__Required action__.
Everything from the "Parse this screenshot: output" line to the final line of the listing should be written out exactly. Skip the pictures.

┄┄┄┄┄┄┄┄┄┄

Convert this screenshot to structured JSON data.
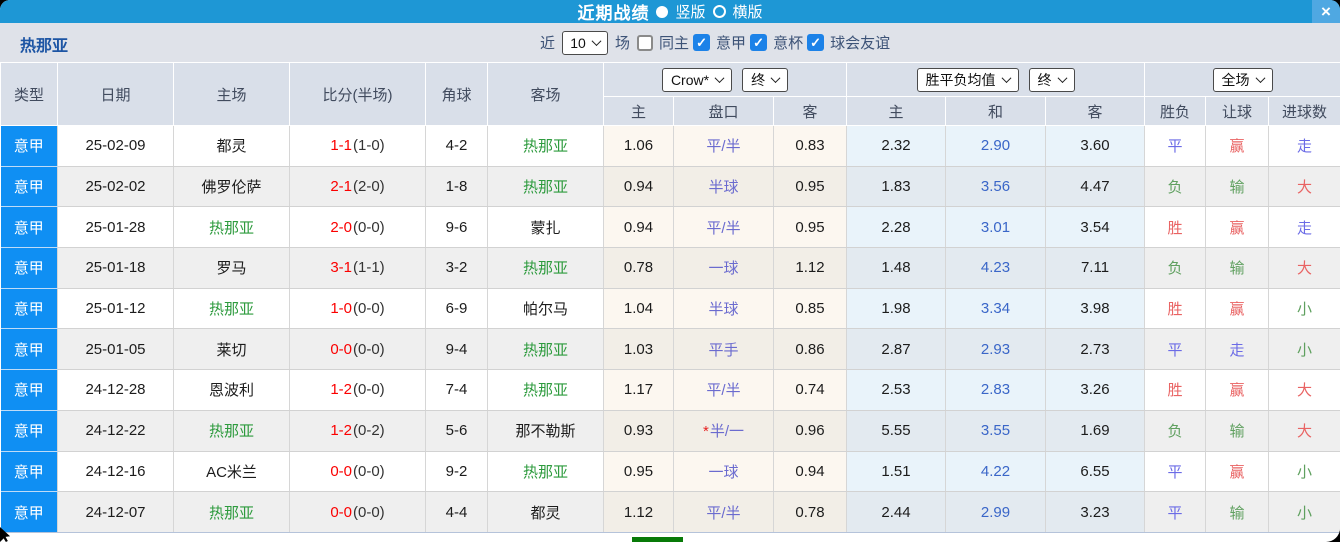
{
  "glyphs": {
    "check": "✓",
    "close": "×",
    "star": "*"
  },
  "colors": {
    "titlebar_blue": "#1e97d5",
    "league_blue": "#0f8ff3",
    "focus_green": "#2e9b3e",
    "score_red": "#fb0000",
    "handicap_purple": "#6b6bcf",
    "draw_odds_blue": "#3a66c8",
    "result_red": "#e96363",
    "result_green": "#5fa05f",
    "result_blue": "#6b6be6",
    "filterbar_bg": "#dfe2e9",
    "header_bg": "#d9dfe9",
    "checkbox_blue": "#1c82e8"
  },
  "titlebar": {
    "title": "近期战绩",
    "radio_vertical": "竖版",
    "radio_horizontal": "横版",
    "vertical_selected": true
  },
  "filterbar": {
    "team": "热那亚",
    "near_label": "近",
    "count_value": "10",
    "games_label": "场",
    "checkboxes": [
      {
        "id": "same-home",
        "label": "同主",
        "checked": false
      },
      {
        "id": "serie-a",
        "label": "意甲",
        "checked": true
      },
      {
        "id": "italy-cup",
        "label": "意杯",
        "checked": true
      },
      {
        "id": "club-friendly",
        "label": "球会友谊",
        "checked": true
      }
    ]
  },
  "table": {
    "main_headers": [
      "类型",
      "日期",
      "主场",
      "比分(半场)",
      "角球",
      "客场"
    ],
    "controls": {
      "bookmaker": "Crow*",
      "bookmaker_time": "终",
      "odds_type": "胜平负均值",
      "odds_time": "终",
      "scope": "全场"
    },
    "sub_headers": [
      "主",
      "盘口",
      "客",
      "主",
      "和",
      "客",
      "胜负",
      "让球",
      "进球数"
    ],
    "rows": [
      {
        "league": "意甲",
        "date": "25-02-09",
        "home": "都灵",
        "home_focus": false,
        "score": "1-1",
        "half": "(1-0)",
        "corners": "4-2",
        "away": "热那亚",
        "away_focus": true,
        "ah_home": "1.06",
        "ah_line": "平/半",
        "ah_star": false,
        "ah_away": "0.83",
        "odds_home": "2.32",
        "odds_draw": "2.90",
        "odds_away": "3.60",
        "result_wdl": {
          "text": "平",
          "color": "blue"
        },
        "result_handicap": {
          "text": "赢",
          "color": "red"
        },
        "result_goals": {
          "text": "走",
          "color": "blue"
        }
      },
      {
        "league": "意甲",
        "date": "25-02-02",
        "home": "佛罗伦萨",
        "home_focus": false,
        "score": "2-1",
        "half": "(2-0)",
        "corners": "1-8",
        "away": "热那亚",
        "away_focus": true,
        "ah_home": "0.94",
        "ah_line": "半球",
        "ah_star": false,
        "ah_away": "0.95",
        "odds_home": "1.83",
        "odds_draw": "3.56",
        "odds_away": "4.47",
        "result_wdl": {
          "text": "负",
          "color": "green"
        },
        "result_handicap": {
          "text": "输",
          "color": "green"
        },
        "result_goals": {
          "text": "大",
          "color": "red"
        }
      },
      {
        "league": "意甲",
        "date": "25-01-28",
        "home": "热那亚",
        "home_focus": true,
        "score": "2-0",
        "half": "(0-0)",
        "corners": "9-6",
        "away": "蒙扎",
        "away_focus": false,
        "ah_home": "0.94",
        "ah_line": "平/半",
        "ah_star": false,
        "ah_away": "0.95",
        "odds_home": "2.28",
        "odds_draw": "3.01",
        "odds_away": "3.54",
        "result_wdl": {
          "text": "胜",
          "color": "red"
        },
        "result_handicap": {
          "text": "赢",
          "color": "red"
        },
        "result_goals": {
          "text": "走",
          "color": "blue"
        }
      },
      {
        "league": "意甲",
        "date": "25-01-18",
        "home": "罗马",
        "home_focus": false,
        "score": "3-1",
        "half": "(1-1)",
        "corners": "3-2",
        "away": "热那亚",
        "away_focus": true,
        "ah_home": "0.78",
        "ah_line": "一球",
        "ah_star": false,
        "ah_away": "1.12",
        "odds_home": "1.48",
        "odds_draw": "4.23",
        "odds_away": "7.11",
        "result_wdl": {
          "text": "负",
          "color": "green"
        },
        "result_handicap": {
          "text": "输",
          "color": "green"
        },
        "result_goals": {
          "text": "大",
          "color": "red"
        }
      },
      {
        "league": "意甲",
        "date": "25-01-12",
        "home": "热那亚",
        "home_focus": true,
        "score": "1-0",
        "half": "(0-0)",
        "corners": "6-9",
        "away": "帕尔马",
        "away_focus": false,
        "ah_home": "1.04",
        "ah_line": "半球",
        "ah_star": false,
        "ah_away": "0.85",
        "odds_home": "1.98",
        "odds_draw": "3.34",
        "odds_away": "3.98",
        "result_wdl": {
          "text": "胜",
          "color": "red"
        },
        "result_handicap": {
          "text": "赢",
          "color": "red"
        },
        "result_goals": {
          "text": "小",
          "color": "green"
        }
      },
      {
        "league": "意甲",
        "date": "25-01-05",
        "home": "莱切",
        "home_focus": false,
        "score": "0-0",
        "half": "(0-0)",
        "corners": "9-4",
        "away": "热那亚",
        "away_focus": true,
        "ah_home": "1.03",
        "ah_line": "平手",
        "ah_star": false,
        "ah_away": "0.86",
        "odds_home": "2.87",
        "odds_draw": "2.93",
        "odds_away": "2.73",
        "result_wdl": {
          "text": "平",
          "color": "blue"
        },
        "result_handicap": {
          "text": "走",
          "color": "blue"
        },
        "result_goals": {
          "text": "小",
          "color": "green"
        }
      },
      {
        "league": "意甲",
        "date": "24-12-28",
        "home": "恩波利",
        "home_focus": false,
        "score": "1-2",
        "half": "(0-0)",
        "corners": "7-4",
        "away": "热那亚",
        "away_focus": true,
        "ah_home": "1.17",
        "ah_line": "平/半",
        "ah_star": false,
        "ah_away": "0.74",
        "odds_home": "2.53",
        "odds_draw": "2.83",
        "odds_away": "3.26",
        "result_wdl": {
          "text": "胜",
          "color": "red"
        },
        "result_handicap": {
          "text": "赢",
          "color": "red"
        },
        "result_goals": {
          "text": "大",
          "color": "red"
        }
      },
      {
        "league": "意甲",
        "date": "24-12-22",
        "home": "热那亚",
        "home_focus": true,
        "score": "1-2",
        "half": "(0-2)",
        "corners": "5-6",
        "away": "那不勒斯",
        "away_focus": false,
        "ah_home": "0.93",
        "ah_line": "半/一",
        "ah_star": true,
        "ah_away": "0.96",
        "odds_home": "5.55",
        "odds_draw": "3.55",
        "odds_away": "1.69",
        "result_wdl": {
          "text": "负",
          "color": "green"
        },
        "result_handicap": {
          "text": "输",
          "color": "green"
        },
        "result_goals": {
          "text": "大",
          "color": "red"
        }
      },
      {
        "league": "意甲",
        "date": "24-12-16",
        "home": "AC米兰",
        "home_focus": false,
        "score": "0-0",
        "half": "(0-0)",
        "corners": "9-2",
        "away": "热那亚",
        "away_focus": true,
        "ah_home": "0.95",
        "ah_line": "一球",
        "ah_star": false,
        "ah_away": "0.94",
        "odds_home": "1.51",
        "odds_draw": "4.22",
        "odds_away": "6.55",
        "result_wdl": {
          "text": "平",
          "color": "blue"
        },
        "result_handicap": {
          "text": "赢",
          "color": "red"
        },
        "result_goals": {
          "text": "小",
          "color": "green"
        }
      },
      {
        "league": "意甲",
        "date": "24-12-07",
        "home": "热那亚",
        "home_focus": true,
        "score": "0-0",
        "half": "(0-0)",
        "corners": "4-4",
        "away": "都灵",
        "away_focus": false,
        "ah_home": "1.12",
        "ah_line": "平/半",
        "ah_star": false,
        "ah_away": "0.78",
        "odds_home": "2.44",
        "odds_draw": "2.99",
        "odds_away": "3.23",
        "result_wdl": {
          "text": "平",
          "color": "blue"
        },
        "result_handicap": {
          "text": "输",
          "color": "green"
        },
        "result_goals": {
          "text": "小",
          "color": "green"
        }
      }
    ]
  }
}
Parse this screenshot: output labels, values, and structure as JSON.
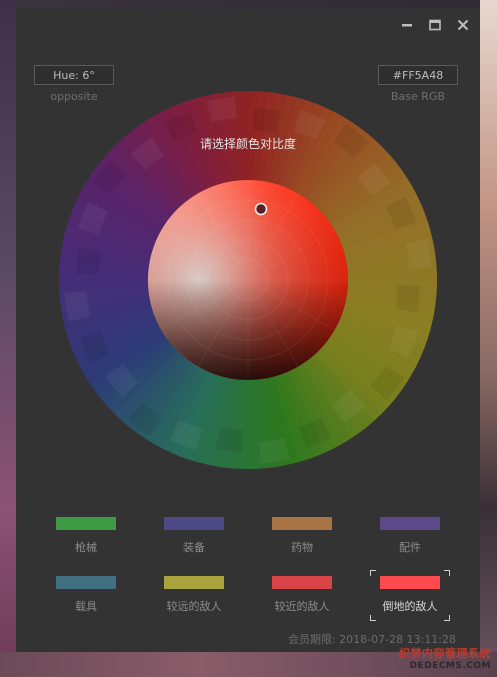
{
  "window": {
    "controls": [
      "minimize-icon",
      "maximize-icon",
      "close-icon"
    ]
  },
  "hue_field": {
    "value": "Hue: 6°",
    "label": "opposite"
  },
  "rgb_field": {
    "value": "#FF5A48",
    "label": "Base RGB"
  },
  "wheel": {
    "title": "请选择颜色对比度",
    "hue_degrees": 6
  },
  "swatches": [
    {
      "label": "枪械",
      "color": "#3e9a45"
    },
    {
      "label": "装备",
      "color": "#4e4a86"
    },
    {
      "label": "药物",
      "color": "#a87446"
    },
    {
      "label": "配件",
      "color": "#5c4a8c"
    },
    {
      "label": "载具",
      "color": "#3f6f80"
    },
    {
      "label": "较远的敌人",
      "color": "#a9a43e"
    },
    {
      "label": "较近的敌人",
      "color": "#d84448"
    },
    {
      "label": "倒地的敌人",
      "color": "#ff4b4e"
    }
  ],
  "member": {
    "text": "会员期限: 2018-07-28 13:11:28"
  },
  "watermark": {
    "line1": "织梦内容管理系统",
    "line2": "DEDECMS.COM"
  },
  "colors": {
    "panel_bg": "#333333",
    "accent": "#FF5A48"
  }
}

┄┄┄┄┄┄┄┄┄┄

__Solution to this exercise__.
Parse this screenshot: output labels, values, and structure as JSON.
{
  "window": {
    "controls": [
      "minimize-icon",
      "maximize-icon",
      "close-icon"
    ]
  },
  "hue_field": {
    "value": "Hue: 6°",
    "label": "opposite"
  },
  "rgb_field": {
    "value": "#FF5A48",
    "label": "Base RGB"
  },
  "wheel": {
    "title": "请选择颜色对比度",
    "hue_degrees": 6
  },
  "swatches": [
    {
      "label": "枪械",
      "color": "#3e9a45"
    },
    {
      "label": "装备",
      "color": "#4e4a86"
    },
    {
      "label": "药物",
      "color": "#a87446"
    },
    {
      "label": "配件",
      "color": "#5c4a8c"
    },
    {
      "label": "载具",
      "color": "#3f6f80"
    },
    {
      "label": "较远的敌人",
      "color": "#a9a43e"
    },
    {
      "label": "较近的敌人",
      "color": "#d84448"
    },
    {
      "label": "倒地的敌人",
      "color": "#ff4b4e"
    }
  ],
  "member": {
    "text": "会员期限: 2018-07-28 13:11:28"
  },
  "watermark": {
    "line1": "织梦内容管理系统",
    "line2": "DEDECMS.COM"
  },
  "colors": {
    "panel_bg": "#333333",
    "accent": "#FF5A48"
  }
}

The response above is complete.